+++ Listed entries +++
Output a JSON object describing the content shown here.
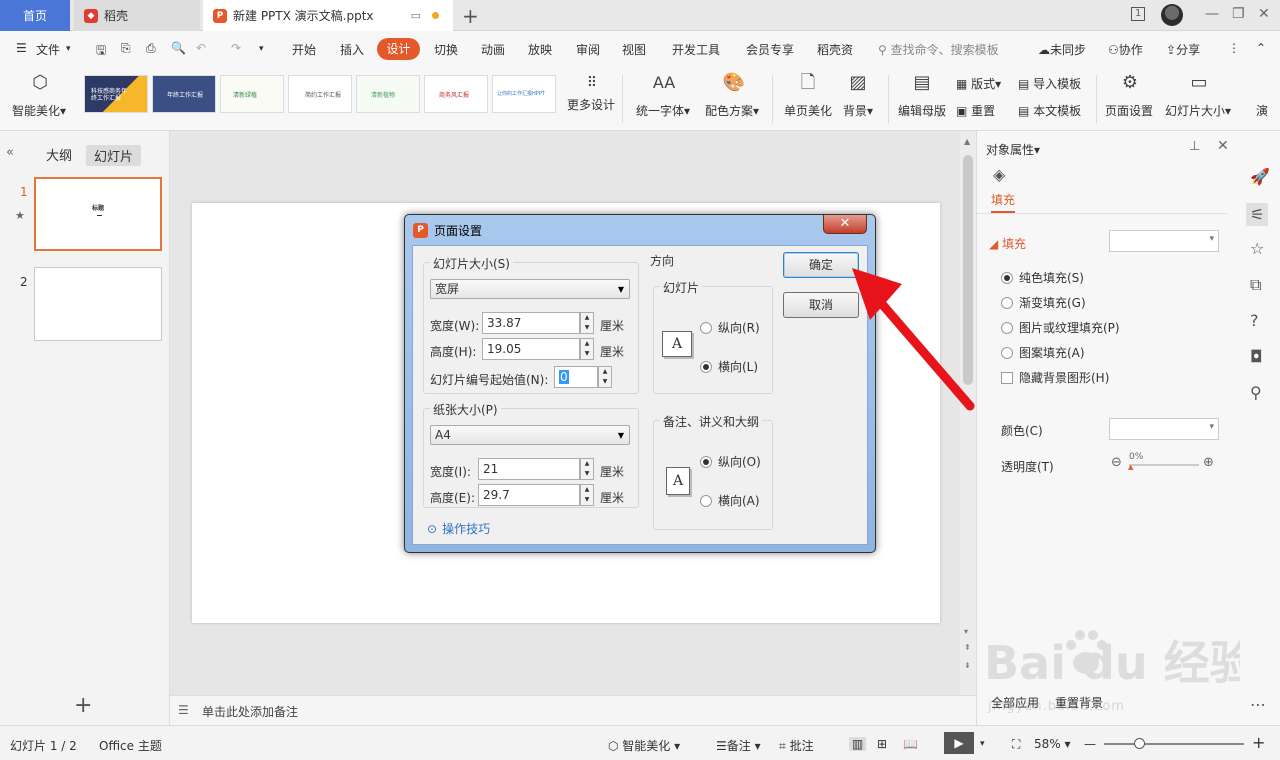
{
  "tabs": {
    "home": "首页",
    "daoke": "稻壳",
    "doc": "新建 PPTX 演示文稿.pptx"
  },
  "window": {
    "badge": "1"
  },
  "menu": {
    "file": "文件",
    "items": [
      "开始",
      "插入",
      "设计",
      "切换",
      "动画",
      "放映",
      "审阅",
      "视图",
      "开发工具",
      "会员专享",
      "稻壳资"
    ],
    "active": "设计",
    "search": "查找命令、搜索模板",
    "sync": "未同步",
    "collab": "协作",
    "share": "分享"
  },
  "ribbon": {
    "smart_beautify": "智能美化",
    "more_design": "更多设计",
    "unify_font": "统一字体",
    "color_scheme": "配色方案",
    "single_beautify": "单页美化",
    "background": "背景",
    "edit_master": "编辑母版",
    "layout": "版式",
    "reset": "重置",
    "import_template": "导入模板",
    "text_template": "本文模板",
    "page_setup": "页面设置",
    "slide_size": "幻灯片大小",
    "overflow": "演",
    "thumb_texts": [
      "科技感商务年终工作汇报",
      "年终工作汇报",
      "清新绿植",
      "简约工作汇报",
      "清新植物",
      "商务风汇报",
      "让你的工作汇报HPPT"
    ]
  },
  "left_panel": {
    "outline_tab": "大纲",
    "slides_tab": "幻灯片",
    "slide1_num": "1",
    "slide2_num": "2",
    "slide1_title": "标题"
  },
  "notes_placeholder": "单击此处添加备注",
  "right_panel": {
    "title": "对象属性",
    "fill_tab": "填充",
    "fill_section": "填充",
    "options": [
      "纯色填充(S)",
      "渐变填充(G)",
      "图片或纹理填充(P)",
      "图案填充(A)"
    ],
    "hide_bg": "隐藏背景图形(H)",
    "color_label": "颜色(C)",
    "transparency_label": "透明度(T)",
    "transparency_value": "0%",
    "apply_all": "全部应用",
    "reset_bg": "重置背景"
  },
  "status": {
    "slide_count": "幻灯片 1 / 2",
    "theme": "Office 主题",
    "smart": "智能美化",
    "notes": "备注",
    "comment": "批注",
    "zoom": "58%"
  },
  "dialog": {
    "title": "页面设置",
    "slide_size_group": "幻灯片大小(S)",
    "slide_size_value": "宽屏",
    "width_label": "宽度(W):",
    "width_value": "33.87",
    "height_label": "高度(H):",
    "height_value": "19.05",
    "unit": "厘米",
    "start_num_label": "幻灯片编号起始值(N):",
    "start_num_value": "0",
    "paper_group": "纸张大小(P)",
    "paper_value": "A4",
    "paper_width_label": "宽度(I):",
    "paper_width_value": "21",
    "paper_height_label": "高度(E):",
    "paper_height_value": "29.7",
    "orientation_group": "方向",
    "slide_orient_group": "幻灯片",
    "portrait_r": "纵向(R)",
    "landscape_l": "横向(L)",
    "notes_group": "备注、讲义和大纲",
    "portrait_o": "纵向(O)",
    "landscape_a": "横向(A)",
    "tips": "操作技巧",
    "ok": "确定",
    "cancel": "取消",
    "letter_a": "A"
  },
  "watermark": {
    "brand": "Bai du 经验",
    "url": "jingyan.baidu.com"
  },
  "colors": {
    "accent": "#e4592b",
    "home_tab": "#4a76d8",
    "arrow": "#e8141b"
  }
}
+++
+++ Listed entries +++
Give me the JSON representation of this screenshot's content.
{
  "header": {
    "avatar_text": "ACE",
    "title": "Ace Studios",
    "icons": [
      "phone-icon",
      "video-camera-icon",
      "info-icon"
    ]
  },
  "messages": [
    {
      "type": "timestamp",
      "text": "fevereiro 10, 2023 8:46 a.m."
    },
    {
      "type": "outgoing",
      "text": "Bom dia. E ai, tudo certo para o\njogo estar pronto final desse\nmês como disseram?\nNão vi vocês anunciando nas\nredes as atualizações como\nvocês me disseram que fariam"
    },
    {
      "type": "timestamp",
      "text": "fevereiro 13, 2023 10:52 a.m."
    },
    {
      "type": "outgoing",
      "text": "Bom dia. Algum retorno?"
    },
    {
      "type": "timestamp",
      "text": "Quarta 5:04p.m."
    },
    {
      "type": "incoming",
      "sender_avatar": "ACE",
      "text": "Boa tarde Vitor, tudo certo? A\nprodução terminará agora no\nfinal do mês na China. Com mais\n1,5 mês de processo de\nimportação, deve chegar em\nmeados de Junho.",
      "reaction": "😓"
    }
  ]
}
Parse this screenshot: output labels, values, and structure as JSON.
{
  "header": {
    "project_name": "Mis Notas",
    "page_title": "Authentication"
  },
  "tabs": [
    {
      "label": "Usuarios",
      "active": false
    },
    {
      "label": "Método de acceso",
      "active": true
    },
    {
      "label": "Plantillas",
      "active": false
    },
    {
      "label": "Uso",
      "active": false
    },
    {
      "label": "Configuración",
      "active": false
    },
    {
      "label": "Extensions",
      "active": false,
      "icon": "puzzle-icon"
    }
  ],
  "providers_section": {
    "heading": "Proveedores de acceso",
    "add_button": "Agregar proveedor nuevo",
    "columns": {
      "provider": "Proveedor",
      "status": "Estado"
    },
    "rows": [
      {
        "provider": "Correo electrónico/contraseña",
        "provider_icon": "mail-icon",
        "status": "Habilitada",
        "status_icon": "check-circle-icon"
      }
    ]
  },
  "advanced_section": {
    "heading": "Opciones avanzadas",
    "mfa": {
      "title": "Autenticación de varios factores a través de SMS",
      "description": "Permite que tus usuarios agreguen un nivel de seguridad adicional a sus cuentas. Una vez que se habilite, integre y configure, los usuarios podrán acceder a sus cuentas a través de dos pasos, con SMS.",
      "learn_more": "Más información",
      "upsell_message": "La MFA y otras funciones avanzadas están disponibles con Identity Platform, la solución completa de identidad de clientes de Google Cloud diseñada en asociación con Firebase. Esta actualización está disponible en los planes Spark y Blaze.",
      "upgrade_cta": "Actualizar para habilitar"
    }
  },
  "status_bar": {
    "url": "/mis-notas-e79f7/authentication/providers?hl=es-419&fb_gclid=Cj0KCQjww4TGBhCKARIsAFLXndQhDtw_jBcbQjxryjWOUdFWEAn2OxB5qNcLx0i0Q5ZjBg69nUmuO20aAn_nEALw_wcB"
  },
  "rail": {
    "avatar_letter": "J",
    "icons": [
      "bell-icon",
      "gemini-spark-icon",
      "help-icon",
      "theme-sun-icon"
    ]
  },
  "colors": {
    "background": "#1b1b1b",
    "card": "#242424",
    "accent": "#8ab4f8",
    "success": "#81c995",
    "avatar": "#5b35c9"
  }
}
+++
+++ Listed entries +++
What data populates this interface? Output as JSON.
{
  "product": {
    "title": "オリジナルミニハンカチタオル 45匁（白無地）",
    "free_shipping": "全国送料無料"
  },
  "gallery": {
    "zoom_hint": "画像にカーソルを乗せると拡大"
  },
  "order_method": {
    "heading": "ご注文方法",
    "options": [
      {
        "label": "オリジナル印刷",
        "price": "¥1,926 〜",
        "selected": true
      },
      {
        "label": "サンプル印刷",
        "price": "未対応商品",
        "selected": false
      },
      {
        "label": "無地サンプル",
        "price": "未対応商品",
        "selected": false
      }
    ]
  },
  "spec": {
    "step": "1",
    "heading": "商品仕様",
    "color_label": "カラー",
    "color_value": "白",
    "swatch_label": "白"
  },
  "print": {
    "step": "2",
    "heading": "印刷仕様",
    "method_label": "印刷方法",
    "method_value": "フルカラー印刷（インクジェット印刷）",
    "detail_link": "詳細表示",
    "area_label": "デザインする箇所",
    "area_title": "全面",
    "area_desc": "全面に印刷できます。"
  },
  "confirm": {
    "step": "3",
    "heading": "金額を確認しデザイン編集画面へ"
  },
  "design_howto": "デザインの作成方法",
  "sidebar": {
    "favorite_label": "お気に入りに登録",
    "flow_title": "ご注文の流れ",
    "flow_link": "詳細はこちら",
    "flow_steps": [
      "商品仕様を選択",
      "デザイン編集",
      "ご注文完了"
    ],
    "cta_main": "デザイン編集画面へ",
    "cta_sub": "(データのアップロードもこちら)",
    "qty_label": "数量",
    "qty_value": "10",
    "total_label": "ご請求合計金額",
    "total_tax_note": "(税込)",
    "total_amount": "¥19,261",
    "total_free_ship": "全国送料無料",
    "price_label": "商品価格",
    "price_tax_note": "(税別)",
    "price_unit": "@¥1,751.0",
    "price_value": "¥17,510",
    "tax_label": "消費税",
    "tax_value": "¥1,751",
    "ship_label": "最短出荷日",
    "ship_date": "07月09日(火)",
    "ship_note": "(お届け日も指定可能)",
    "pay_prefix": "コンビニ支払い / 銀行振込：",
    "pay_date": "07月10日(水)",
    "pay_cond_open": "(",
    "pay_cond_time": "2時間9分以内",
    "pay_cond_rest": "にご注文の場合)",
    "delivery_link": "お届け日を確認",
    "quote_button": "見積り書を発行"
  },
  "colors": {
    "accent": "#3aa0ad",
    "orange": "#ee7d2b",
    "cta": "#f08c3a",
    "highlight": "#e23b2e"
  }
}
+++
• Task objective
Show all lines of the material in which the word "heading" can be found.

• Solution
    "heading": "Proveedores de acceso",
    "heading": "Opciones avanzadas",
    "heading": "ご注文方法",
    "heading": "商品仕様",
    "heading": "印刷仕様",
    "heading": "金額を確認しデザイン編集画面へ"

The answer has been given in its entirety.